NAMA is scam to bail out the reckless private sector gambling of an assorted group of developers and bankers (including their bondholders) who were facilitated by 10 years of FF/PD governments who also managed to screw up the public finances for the next 5-10 years.
FF and the PD’s have been captured by finance and developers for quite some time. Some economists , particularly those in the employ of the financial sector, have been complicit in the capture of these parties. They have provided the doctrines to justify the massive build up of private debt, the tax breaks, the light touch regulation, the superiority of the “market”, the privatisation of many public services, etc. The FF/PD governments in turn have captured/bought off the public service trade unions, the farmers, etc through S
Continuation of Aidan C at 6:36
The FF/PD governments in turn have captured/bought off the public service trade unions, the farmers, etc through Social Partnership. Of course Social Partnership had many beneficial aspects in its early years. Benchmarking was an another bright idea in theory which ended up paying over the odds without getting any significant changes in the way public services are delivered.
Where does the Green Party fit into all of this? They were cleverly seduced by FF into the present government at very little cost to the way FF do business for their backers. I suspect that many of the grassroots in the Greens are aware of their foolish decision in 2007.
NAMA is such a scandalous use of political power by the present FF led government to bail out its cronies that you would expect the Greens and Michael Lowry to have pause for thought. It is good to see that the grassroot Green are looking for a conference on the matter.

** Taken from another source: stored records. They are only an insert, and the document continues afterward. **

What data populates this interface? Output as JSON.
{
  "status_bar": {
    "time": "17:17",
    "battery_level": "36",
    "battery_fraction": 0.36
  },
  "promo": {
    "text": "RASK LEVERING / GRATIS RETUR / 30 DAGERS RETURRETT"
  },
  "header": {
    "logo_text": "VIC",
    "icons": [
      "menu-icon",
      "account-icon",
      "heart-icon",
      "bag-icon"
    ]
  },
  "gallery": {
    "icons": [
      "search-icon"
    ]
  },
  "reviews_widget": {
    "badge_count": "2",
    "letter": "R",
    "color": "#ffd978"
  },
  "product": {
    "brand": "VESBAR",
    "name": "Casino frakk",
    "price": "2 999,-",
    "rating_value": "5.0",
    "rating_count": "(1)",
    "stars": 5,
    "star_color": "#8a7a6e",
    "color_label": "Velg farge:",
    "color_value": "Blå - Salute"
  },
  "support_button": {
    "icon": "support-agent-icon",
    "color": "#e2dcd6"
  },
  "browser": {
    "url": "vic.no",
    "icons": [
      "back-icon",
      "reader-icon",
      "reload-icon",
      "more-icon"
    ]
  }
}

Michael Lowry should also consider which side he is on – the speculators or the plain and many heavily indebted people of Ireland.
I still hold out some hope that enough TD’s and Senators will refuse to support this scam.
@jl “What do they know that we don’t know or are not telling us?”
Therein lies the question.